## Data about app and page elements
== Segment start ==
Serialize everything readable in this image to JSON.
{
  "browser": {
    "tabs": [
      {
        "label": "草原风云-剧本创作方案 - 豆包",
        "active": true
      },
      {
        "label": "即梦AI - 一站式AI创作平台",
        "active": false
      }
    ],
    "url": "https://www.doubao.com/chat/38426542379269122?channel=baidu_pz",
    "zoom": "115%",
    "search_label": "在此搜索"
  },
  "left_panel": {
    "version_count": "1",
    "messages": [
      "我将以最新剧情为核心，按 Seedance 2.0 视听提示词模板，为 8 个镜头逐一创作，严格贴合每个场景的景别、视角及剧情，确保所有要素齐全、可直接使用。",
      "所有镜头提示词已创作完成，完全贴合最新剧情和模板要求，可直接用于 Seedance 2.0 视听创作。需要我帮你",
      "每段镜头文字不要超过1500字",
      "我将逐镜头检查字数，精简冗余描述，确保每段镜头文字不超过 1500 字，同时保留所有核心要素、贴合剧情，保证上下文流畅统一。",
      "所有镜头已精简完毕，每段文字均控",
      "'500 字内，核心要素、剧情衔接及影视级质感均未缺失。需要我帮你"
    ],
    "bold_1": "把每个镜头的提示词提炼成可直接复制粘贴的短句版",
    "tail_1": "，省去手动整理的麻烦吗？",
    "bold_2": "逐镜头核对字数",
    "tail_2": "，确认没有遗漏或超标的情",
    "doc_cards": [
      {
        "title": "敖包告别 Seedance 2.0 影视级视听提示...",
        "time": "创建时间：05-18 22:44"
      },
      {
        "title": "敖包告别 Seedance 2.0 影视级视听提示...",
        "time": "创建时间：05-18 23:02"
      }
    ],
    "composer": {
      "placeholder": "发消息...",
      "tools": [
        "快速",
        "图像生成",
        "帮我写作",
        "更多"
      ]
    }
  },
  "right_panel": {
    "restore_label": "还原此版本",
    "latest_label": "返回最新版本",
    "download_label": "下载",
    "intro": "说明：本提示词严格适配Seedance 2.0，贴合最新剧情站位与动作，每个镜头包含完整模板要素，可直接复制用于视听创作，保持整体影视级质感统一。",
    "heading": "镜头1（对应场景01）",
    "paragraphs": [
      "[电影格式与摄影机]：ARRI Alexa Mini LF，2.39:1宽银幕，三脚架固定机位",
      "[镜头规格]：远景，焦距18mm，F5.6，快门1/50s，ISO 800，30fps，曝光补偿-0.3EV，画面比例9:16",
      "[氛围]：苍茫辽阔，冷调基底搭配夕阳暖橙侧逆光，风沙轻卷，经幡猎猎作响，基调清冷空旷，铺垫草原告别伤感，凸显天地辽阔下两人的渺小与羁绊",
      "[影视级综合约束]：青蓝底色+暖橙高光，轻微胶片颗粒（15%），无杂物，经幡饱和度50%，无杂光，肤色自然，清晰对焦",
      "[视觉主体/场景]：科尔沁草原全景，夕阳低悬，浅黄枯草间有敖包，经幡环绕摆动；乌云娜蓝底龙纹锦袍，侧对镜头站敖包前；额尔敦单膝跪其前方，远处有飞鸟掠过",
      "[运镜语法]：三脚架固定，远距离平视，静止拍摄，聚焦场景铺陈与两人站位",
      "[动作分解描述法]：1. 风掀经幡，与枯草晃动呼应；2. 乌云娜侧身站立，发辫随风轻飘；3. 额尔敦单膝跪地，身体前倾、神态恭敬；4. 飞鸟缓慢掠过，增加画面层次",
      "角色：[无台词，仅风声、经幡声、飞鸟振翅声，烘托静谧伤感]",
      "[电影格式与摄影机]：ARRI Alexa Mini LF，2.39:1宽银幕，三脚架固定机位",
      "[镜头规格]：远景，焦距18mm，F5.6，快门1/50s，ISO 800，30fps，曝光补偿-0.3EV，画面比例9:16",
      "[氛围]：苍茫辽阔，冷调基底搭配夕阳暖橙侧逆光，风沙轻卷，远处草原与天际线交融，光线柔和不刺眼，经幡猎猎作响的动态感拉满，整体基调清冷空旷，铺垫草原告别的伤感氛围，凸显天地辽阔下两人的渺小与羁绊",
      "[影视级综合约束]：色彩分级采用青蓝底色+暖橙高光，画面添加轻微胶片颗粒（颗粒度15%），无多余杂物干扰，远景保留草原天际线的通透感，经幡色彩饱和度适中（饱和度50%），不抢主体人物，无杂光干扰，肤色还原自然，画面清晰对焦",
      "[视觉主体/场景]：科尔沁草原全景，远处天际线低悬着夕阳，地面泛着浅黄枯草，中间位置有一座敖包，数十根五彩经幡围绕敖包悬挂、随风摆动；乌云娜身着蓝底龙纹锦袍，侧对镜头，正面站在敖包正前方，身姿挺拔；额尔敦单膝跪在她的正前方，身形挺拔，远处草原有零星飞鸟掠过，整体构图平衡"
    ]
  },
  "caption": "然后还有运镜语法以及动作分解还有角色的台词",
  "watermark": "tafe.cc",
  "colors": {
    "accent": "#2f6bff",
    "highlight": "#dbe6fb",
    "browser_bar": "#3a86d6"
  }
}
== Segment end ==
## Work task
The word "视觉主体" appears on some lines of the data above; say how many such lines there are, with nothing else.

## Solution
2